Prime Minister Narendra Modi started his address at SAP Centre, San Jose, with a salute to Bhagat Singh. He said, "Today is 27th September and it's 28th September in India which is the birth anniversary of Shaheed Bhagat Singh. I bow down to him."
He later tweeted:
I bow to Shaheed Bhagat Singh on his birth anniversary. He sacrificed his life so that we can lead a life of freedom, liberty & dignity.— Narendra Modi (@narendramodi) September 28, 2015
Despite the respect and reverence, on a political measuring scale, Narendra Modi and Bhagat Singh stand on opposite ends when it comes to ideology.
Not Right, but completely Left
The books Bhagat Singh read gives us a hint of his Left leanings.
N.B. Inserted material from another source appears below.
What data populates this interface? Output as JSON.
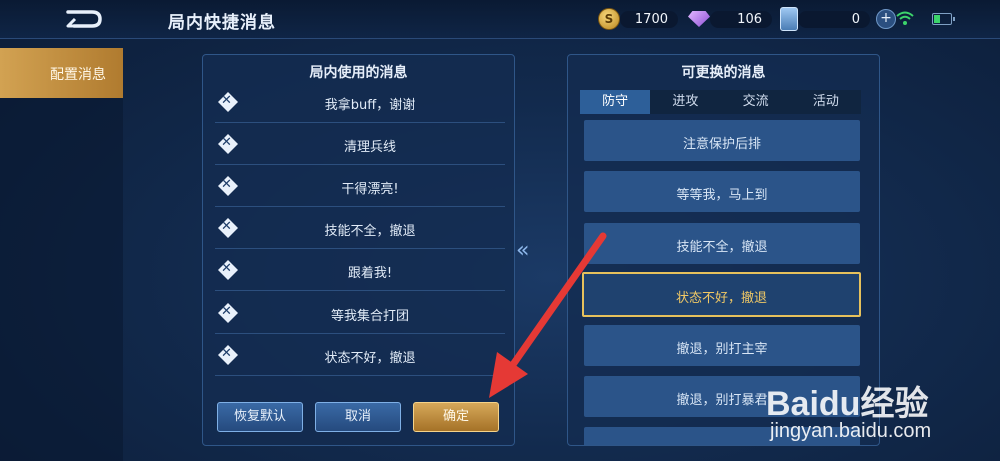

Marx, Bukharin, Trotsky, Upton Sinclair; almost all the books he read during his short life of 23 years were by writers fascinated by the Left of things.
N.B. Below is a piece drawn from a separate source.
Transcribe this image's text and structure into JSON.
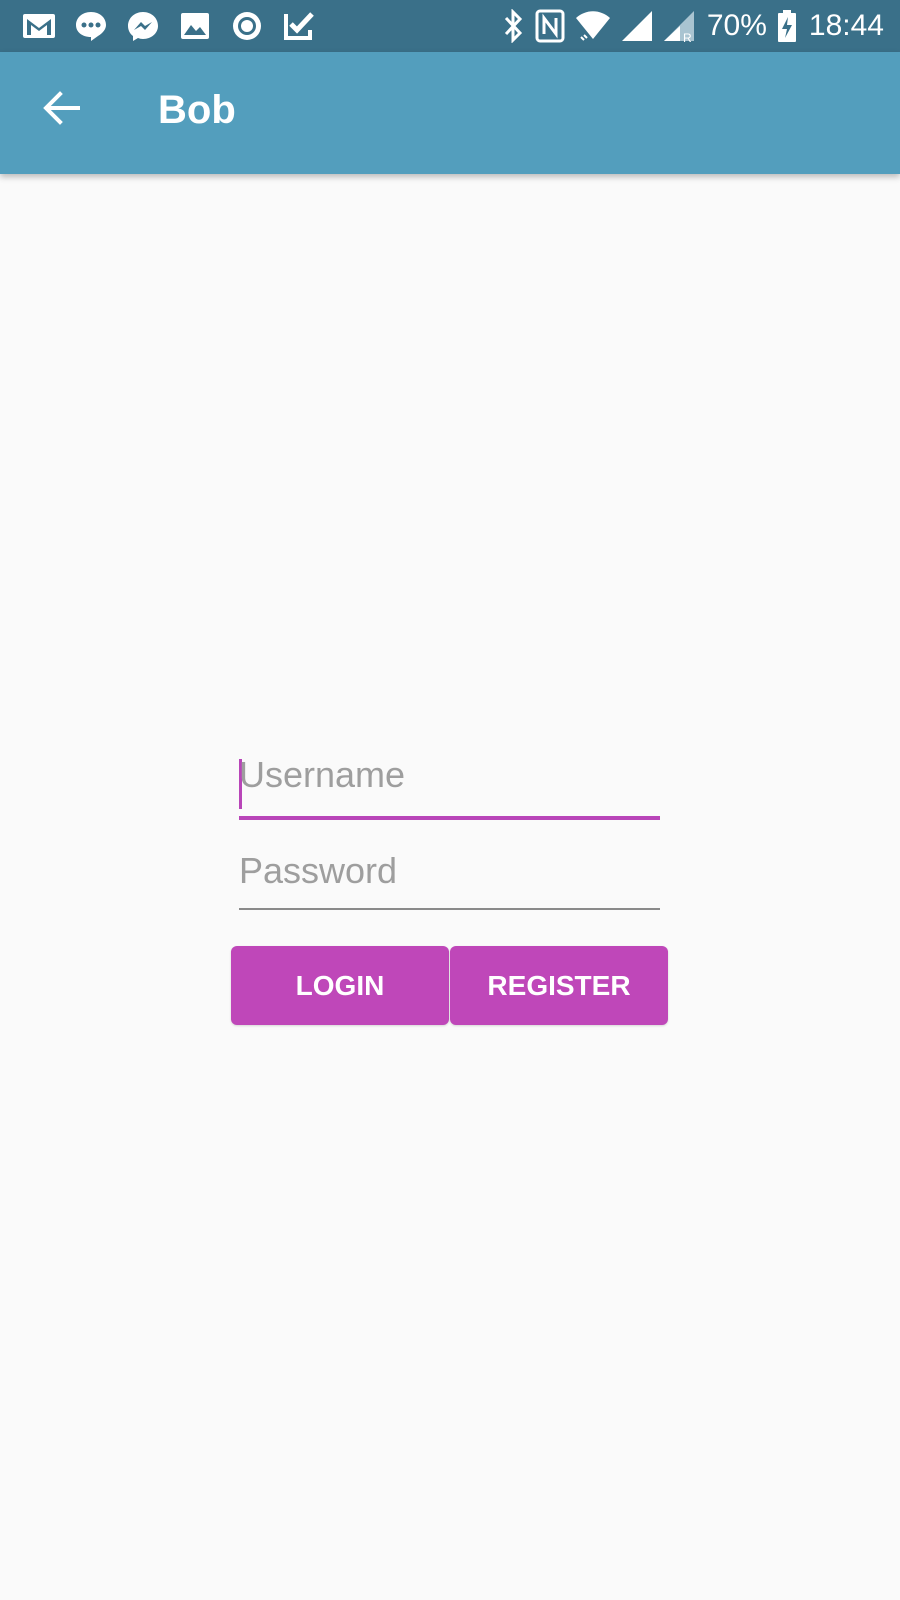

In fact, the book he was reading just before his execution was on the Russian Revolution by Lenin.
"We want to snatch and handle it (government machinery) to utilise it for the consummation of our ideal, i.e., social reconstruction on new, i.e., Marxist, basis," Bhagat Singh wrote in an essay titled 'To Young Political Workers' in 1931.
In the same essay, he goes on to say that independence should 'proceed in right earnest to organise the reconstruction of the whole society on the socialist basis.'
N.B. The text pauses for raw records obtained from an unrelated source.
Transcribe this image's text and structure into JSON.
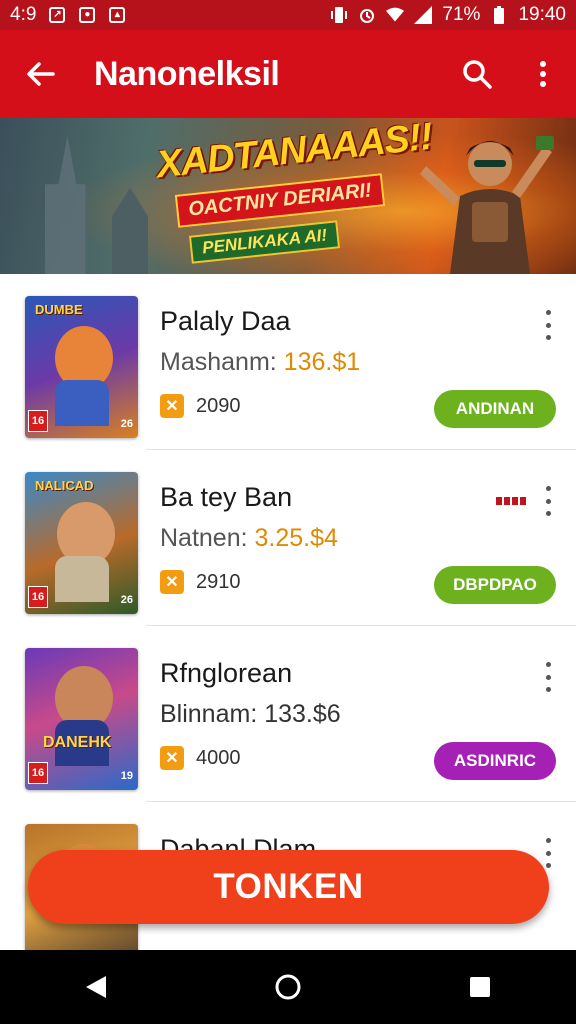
{
  "status": {
    "time_left": "4:9",
    "battery_percent": "71%",
    "time": "19:40"
  },
  "appbar": {
    "title": "Nanonelksil"
  },
  "banner": {
    "headline": "XADTANAAAS!!",
    "subline": "OACTNIY DERIARI!",
    "tag": "PENLIKAKA AI!"
  },
  "games": [
    {
      "name": "Palaly Daa",
      "meta_label": "Mashanm:",
      "meta_value": "136.$1",
      "points": "2090",
      "button_label": "ANDINAN",
      "button_color": "#6db21e",
      "thumb_label": "DUMBE",
      "thumb_rating": "16",
      "thumb_corner": "26"
    },
    {
      "name": "Ba tey Ban",
      "meta_label": "Natnen:",
      "meta_value": "3.25.$4",
      "points": "2910",
      "button_label": "DBPDPAO",
      "button_color": "#6db21e",
      "thumb_label": "NALICAD",
      "thumb_rating": "16",
      "thumb_corner": "26"
    },
    {
      "name": "Rfnglorean",
      "meta_label": "Blinnam:",
      "meta_value": "133.$6",
      "points": "4000",
      "button_label": "ASDINRIC",
      "button_color": "#a521b5",
      "thumb_label": "DANEHK",
      "thumb_rating": "16",
      "thumb_corner": "19"
    },
    {
      "name": "Dabanl Dlam",
      "meta_label": "",
      "meta_value": "",
      "points": "",
      "button_label": "",
      "button_color": "#6db21e",
      "thumb_label": "",
      "thumb_rating": "",
      "thumb_corner": ""
    }
  ],
  "fab": {
    "label": "TONKEN"
  },
  "colors": {
    "app_red": "#d50f1a",
    "status_red": "#b5121b",
    "fab_orange": "#f0401b",
    "price_orange": "#e08a00"
  },
  "icons": [
    "back-arrow-icon",
    "search-icon",
    "more-vert-icon",
    "coin-icon",
    "nav-back-icon",
    "nav-home-icon",
    "nav-recents-icon"
  ]
}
On Puranas and old tradition
While Modi and his cohorts swear by the Vedas and Puranas, deriving their logic, motivation and patriotism from the sacred texts, Bhagat Singh did not feel the same.
In his famous essay, 'Why I am an Atheist' written in 1931, the year of his death, he argues against the existence of an omnipresent God. Bhagat writes, 'The so called theory of 'Puranas' (transmigration) is nothing but a fairy-tale. I do not have any intention to bring this unutterable trash under discussion.'Moreover, Bhagat Singh had nihilistic ideas about old beliefs, as opposed to the present government's infatuation with the mythological greatness of a 5,000-year-old Hindu civilisation.
'Any person who claims to be a realist has to challenge the truth of old beliefs. If faith cannot withstand the onslaught of reason, it collapses. After that his task should be to do the groundwork for new philosophy.'
Bhagat Shingh, in this sense, was much closer to Ivan Turgenev's Bazarov than any character from Indian mythology or contemporary fiction.
Anti-communal and pro-secular
While the saffron brigade of Modi leaves no stone unturned while letting the minority know their place vis-a-vis the majority, Bhagat Singh's views on communalism and communal leaders were very bitter.
His remark in 1920 on communalism seems to truer than ever in today's Indian politics; 'there were a few sincere leaders, but their voice is easily swept away by the rising wave of communalism. In terms of political leadership, India had gone totally bankrupt.'